Check out Afterschool Suppers: A Snapshot of Participation, its first-ever report on participation data in the Afterschool Nutrition Programs

Read the report

The Afterschool Nutrition Programs provide federal funding to serve nutritious meals and snacks to children and teens at schools, community and recreation centers, Boys and Girls Clubs, YMCA’s and other sites that offer educational and enrichment activities after school, on weekends, and during school holidays.

Afterschool meals and snacks are available through the Child and Adult Care Food Program and the National School Lunch Program. These programs are administered at the federal level by the U.S. Department of Agriculture (USDA), and in each state typically through the department of education, health, or agriculture. To find out the agency that administers the program in your state, check USDA’s list of state administering agencies.

Quick Facts

  • Funding for afterschool meals became available nationwide through the Healthy, Hunger Free Kids Act, so there is much work to do to increase the number of children who participate.
  • School-aged children have higher daily intake of fruits, vegetables, milk, and key nutrients like calcium, vitamin A, and folate on days they eat afterschool meals compared to days they do not.
  • Offering afterschool meals can help draw children into educational and enrichment activities and programming after school.

Stay Informed

Register for FRAC’s Afterschool Meals Matter conference calls and webinars.
Subscribe to the Meals Matter: Afterschool & Summer Newsletter.

  • Benefits of the Afterschool Nutrition Programs
    The Afterschool Nutrition Programs provide federal funding to serve nutritious meals and snacks to children at sites that offer educational and enrichment programming. These programs help support children’s health and academic achievement by providing nutritious meals and snacks that combat hunger and improve nutrition, and that draw children into afterschool educational and enrichment activities.
  • How the Afterschool Nutrition Programs Work
    The Afterschool Nutrition Programs operate through the Child and Adult Care Food Program (CACFP), which allows schools, local government agencies, and private nonprofits to serve a meal and a snack to children after school, on weekends, and during school holidays. They also operate through the National School Lunch Program, which allows schools to provide a snack after school. Meals and snacks can be served to children up to age 18 (and 19 if their birthday is during the school year) at sites offering educational and enrichment activities, such as schools, recreation centers, YMCAs, and Boys and Girls Clubs. Extended-day schools that run for an additional hour or more also may be eligible. Sites generally qualify if they are located in a low-income area. Find out about reimbursement rates for meals and snacks.
  • Serving High Quality Afterschool Meals and Snacks
    All meals served through the Afterschool Meal Program must meet USDA nutritional guidelines, which were recently updated. The new nutrition standards go into effect in October 2017.  Now is the time to move toward those new standards. Learn more about additional steps that can help build high quality afterschool nutrition programs and incorporating local foods into afterschool meal and snack programs.
  • Strategies to Expand the Afterschool Nutrition Programs
    Building a stronger sustainable program, improved policies, and expanded partnerships with national, state, and local stakeholders are key strategies to increasing participation in the Afterschool Meal Program. Find out how to develop a more sustainable Afterschool Meal Program.
  • Serving Afterschool Meals and Snacks in Rural Communities
    The Afterschool Nutrition Programs fill the hunger gap that exists after school for millions of low-income children in rural communities. These programs provide federal funding to afterschool programs operating in low-income areas to serve meals and snacks to children 18 and under after school, on weekends, and during school holidays. Learn more in our fact sheet: Rural Hunger in America: Afterschool Meals.

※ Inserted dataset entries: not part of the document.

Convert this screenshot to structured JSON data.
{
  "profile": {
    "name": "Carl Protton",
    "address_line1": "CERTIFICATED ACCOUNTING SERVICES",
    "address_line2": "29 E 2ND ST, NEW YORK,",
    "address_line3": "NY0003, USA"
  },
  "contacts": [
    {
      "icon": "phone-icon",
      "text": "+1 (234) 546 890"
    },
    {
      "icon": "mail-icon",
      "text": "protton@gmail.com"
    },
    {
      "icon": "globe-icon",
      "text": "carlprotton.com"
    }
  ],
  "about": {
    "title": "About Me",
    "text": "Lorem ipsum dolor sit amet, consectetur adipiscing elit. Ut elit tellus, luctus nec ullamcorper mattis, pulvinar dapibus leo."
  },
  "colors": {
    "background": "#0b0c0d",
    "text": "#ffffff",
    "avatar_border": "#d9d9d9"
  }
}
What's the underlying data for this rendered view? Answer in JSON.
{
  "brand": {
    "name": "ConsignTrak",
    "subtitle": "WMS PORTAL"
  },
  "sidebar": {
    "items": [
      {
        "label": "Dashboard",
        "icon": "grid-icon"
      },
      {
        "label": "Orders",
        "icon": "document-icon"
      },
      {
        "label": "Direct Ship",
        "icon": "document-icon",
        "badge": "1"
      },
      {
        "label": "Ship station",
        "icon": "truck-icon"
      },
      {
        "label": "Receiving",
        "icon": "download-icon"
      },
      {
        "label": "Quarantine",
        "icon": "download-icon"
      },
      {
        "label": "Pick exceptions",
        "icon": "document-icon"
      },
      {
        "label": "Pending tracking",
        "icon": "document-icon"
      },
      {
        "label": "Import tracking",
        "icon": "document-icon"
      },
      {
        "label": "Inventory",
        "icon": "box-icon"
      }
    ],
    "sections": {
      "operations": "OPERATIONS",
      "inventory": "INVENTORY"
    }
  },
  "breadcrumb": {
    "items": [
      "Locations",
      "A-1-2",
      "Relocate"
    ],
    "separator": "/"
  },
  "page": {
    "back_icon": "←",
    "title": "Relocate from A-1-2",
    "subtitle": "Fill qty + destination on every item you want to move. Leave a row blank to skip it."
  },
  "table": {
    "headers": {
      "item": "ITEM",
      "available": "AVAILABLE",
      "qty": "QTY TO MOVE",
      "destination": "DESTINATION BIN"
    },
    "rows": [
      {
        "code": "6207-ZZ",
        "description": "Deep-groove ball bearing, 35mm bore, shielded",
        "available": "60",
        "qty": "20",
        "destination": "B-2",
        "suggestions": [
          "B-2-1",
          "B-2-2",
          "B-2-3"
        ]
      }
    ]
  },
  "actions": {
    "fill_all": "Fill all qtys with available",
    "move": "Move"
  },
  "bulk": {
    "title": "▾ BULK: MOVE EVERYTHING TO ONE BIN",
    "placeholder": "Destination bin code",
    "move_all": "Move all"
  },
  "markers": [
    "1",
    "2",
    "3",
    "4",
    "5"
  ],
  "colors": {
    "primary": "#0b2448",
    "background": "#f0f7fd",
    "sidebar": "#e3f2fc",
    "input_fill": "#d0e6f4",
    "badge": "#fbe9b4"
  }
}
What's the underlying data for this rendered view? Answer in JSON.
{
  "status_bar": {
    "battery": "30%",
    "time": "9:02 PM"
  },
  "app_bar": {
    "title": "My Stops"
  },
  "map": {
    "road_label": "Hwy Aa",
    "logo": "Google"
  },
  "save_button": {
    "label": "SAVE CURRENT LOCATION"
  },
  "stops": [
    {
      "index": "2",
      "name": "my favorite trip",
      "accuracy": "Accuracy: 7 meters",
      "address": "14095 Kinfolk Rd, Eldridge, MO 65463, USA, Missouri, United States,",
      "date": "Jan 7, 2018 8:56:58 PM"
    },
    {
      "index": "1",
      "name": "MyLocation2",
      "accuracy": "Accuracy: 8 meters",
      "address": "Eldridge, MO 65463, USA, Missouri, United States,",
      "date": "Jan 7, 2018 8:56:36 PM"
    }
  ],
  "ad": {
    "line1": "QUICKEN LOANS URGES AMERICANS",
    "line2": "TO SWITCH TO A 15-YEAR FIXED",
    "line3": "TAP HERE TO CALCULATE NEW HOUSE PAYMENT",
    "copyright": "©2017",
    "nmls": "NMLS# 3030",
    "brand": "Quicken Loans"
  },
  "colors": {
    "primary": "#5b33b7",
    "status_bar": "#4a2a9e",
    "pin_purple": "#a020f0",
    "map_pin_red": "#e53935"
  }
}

Equal Heart, Texas and Colorado

Equal Heart, an anti-hunger nonprofit based in Dallas, Texas, provides afterschool suppers at sites across Colorado and Texas. In an effort to expand participation and ensure year-round access, Equal Heart worked closely with more than 15 libraries that were serving summer meals to support their transition to serving afterschool suppers as well. By tapping into strong, existing programming, and training staff about the meal programs, Equal Heart was able to provide summer and afterschool meals seamlessly at the libraries, while strengthening the relationship with library staff and other community partners that assisted with outreach. To help reduce food waste and run more efficiently, Equal Heart’s program managers use an electronic meal tracking system to share meal preferences and feedback with the vendor on a daily basis. By communicating with vendors daily, Equal Heart is able to continually improve the quality and appeal of the meals served at afterschool sites.
Success Story
From Afterschool Suppers: A Snapshot of Participation